When I first started learning to cook, I started researching food culture and the advantages of natural whole ingredients versus those which are created by industry. It also didn’t help that I started developing food allergies, which means it’s sometimes risky to eat things when I don’t know exactly how they’re made or what they’re made with. With that in mind, one of the best reasons to start cooking is to make sure to know exactly the things going in our bodies.
As I think I’ve made pretty clear, I’m a pretty good martini girl. And probably one of the first martinis I started drinking as a young person (as I think many young girls do) was an Appletini. I’m not real sure when these came into vogue, but they’re definitely a gateway martini. I drank these almost exclusively through my early twenties.
However, when I started cooking and cocktailing myself, I slowly started leaning toward things that I made from real, whole ingredients. Because Appletinis are made from sour apple schnapps, I got away from them. The mixers available lately, while super tasty, seem to be full of dyes, corn syrup, and all kinds of things I don’t recognize.
I knew the Appletini would be a perfect St. Paddy’s Day drink since it is so green. But as I started scouring the internet for natural home made Appletini recipes, I realized they really didn’t exist. So I made my own! Though of course, the real ones aren’t really green.
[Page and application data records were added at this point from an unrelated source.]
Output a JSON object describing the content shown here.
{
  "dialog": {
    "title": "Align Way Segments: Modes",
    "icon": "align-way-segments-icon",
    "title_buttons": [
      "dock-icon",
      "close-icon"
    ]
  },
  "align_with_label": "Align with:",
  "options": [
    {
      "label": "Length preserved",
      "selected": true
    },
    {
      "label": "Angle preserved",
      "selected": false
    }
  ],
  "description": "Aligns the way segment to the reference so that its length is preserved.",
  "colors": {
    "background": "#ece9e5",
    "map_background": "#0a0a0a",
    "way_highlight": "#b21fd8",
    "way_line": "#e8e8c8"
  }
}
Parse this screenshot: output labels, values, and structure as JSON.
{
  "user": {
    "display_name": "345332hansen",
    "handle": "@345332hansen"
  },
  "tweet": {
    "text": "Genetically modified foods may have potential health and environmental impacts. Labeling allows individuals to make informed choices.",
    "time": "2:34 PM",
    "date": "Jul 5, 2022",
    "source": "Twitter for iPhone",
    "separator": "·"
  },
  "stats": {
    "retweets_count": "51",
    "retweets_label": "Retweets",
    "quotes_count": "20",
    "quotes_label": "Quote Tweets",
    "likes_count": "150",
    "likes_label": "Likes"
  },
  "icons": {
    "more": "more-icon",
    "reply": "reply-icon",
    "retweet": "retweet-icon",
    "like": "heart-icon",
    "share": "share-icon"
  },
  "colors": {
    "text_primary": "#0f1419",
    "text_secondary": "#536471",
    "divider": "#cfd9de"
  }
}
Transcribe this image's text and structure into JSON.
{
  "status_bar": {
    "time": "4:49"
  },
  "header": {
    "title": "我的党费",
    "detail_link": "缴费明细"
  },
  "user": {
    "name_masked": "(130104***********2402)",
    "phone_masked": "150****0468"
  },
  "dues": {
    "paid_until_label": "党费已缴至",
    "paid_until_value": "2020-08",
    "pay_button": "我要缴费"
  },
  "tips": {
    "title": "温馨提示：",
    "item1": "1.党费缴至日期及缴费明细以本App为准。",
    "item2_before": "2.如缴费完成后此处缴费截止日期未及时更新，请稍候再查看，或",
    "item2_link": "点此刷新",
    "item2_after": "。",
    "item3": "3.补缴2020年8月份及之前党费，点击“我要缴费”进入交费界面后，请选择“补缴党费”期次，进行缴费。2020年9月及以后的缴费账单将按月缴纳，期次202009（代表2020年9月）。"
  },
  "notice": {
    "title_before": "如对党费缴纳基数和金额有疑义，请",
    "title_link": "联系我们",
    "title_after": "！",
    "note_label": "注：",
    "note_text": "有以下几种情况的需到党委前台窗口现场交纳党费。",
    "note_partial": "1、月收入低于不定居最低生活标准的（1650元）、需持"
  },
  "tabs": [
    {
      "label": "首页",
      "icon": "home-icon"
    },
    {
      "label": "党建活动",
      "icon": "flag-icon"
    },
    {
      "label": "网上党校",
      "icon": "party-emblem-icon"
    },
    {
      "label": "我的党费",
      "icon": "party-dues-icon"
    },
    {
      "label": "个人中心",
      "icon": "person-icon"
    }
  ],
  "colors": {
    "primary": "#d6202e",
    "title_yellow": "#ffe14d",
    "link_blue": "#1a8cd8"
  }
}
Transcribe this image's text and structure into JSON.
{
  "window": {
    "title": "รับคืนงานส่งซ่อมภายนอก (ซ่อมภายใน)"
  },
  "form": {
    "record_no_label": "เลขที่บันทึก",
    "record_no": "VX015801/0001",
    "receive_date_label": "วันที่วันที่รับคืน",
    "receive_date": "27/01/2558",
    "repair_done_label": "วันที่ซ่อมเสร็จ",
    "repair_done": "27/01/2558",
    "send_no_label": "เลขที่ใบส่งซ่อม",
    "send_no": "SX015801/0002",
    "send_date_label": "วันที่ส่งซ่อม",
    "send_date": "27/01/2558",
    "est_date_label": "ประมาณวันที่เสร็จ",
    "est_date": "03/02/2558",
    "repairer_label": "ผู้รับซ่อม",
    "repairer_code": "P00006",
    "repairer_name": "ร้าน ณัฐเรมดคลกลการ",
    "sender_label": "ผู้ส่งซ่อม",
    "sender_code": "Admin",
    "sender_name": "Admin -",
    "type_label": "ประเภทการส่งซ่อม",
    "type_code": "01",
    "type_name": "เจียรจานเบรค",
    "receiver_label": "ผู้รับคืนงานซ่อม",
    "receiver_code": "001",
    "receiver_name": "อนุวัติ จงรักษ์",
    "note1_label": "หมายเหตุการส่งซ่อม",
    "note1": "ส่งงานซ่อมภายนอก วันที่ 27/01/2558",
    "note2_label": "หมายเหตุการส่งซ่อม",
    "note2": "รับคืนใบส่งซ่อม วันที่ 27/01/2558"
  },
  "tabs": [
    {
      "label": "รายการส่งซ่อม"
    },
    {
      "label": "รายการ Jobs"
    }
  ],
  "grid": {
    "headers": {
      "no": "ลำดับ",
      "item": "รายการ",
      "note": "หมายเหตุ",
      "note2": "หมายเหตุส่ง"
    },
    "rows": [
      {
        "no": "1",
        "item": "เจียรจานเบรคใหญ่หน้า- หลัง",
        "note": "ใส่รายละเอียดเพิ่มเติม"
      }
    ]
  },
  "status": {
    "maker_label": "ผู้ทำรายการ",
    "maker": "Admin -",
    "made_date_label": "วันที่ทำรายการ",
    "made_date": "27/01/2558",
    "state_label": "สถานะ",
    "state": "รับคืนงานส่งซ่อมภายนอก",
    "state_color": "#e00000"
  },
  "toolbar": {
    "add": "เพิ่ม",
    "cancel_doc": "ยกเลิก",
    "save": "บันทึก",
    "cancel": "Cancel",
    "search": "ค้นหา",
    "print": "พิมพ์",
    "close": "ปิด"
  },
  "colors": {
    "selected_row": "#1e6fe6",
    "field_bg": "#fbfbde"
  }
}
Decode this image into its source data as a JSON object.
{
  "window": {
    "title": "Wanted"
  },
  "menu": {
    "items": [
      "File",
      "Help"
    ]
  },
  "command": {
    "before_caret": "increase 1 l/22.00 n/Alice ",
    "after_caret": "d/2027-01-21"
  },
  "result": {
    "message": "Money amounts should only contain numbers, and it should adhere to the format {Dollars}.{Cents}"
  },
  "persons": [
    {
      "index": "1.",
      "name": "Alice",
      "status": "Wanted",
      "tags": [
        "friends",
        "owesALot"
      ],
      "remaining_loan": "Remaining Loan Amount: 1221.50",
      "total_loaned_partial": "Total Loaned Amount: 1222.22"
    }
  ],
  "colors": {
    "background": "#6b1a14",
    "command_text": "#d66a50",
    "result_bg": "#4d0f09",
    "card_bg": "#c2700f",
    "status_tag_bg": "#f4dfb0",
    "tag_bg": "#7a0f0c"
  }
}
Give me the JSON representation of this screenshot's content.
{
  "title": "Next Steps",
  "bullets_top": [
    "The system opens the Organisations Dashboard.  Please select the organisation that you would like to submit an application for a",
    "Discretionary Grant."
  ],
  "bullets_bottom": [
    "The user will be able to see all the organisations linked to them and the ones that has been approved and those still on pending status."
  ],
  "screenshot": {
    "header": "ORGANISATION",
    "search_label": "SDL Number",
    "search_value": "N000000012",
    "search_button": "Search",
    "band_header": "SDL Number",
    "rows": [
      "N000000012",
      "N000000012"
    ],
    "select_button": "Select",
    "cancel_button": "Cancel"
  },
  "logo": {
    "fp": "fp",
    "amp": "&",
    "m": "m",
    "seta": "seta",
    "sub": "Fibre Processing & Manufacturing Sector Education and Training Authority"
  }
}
I realize this seems like a ton of work for simple drink. But if you drank these as much as I used to, it would feel like a lot of work for an even greater payoff in the end! Plus, all the ingredients you only have to make once and then they’re around for a long while and useful for many drinks (or hey, one very intoxicated dinner party). Of course, for the purposes of St. Paddy’s Day, you’ll have to use some green food coloring, but because all the other ingredients are things you could read on a label and/or pick up at the store yourself, I really think one night a year of some green food coloring is pittance compared to the amount of other ingredients you’d otherwise find in sour apple mixers or schnapps’s.
I’m going to keep working on the best recipe for the traditional Appletini. But in the meantime, this is great even if it doesn’t taste like Apple Pucker. 😉
So, Happy Green March! Happy Cooking. And Happy Cocktailing!
- 2 Granny Smith Apples, Cut
- 2 Cups Tahoe Blue Vodka (This is the best I've found for allowing other flavors to seep in because the flavor is so pure.)
- 1 Cup Water
- 1 Cup Granulated Sugar
- 2 Limes
- Cut 1 Apple and 1 Lime; Add to Vodka in jar and leave for 2 days to 3 weeks.
- Add Sugar, Water, and Juice of the second lime in small pan. Simmer until syrup made. Strain.
- Put 2 parts Vodka, 1 part Syrup in a shaker with ice. Shake and serve.
- (If it's needs to be sweeter, float with a bit of 7Up.)